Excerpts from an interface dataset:
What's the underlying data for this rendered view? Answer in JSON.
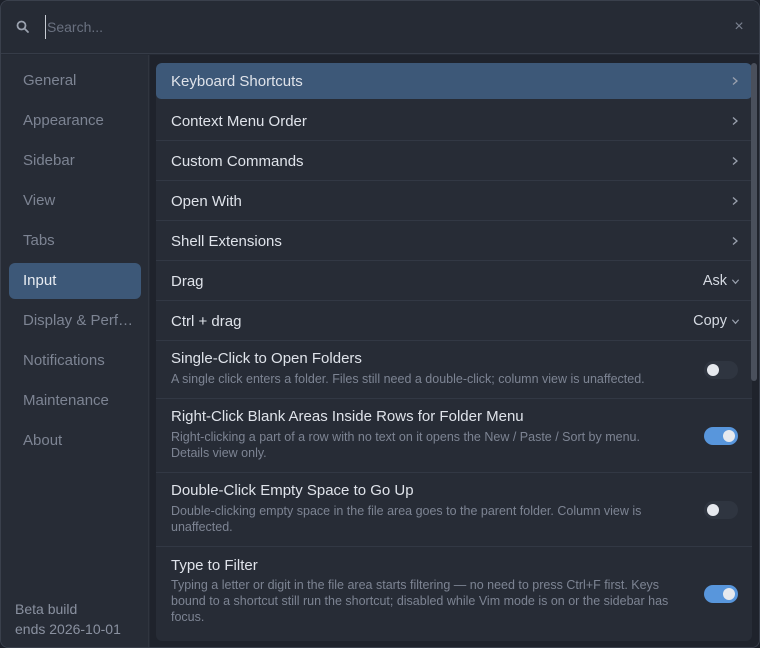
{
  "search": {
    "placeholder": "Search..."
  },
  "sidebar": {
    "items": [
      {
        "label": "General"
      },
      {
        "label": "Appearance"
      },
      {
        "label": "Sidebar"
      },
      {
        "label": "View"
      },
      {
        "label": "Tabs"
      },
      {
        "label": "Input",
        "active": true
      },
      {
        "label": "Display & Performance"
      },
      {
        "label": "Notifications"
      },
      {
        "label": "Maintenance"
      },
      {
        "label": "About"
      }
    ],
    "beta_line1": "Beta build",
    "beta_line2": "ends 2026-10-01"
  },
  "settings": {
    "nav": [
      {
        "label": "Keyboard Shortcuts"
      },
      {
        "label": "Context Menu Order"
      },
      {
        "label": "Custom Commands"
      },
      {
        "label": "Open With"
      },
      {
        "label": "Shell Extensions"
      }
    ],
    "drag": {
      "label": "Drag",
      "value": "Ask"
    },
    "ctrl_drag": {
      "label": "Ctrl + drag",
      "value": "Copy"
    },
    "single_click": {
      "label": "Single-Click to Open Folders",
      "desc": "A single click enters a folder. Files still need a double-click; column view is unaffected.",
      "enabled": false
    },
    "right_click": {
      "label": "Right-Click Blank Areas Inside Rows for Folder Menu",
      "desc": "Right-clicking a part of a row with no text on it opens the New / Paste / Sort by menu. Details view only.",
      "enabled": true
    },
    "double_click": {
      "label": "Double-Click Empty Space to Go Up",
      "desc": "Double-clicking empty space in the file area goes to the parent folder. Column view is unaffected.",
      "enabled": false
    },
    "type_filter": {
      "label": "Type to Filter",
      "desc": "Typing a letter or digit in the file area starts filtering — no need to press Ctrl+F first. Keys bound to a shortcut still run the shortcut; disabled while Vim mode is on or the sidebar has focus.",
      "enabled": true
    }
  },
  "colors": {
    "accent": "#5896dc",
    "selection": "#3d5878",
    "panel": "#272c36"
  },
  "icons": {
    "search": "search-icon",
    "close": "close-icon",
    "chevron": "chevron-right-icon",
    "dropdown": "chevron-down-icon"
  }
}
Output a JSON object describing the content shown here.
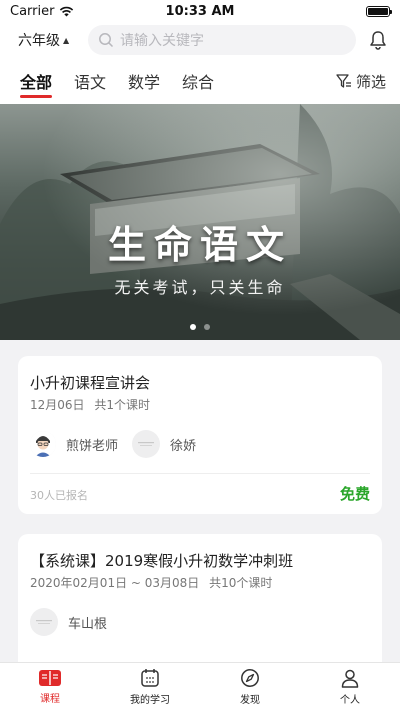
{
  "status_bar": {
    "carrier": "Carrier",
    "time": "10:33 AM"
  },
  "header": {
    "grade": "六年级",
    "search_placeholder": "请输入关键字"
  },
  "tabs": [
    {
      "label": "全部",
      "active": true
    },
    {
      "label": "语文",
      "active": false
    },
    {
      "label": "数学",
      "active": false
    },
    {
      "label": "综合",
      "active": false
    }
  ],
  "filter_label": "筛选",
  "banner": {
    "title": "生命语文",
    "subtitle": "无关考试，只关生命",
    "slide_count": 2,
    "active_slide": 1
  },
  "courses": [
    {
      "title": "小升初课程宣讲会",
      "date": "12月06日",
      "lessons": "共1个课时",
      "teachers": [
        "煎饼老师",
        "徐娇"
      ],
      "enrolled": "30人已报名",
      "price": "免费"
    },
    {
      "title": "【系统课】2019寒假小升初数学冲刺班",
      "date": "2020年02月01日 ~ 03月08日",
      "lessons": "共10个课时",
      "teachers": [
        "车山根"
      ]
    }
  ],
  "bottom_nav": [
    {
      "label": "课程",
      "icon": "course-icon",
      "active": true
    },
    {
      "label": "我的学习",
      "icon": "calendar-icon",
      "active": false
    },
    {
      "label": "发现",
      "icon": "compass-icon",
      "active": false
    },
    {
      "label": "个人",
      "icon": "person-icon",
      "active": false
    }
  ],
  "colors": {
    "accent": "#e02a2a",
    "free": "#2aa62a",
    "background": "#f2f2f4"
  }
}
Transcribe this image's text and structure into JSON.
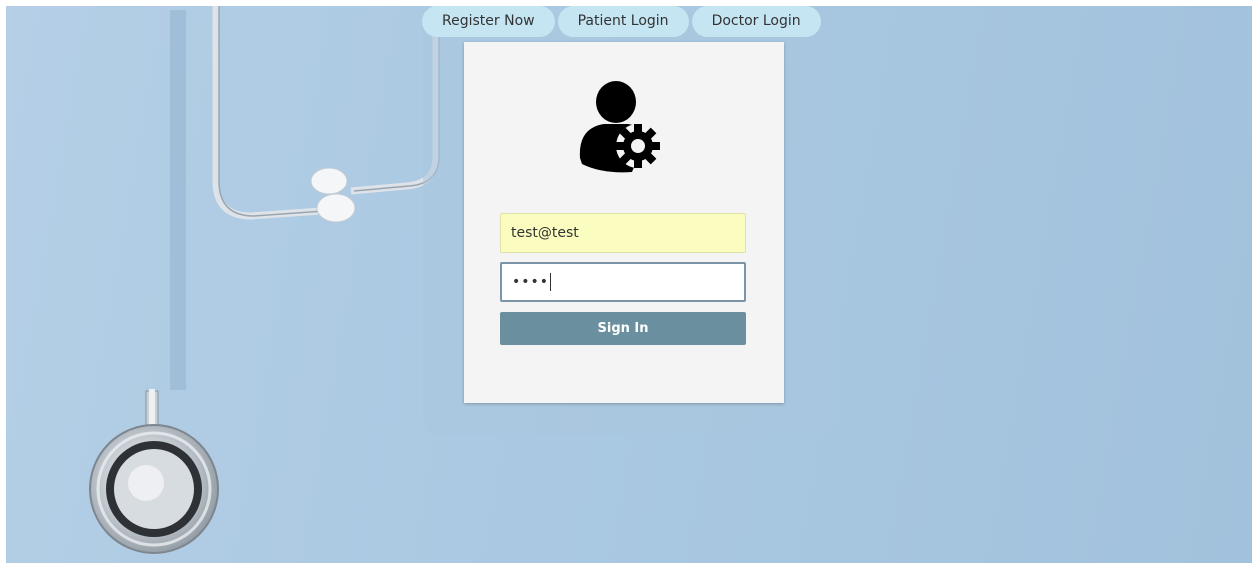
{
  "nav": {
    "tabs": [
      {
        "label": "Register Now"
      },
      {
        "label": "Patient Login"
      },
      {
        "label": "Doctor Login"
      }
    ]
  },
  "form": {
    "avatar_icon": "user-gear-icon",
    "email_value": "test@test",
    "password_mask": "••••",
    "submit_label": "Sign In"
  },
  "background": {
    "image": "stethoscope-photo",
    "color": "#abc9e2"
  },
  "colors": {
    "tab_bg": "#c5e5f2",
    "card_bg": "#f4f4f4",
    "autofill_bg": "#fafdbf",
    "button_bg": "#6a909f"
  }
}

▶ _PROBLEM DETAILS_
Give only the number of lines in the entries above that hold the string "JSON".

▶ _ANSWER SPACE_
3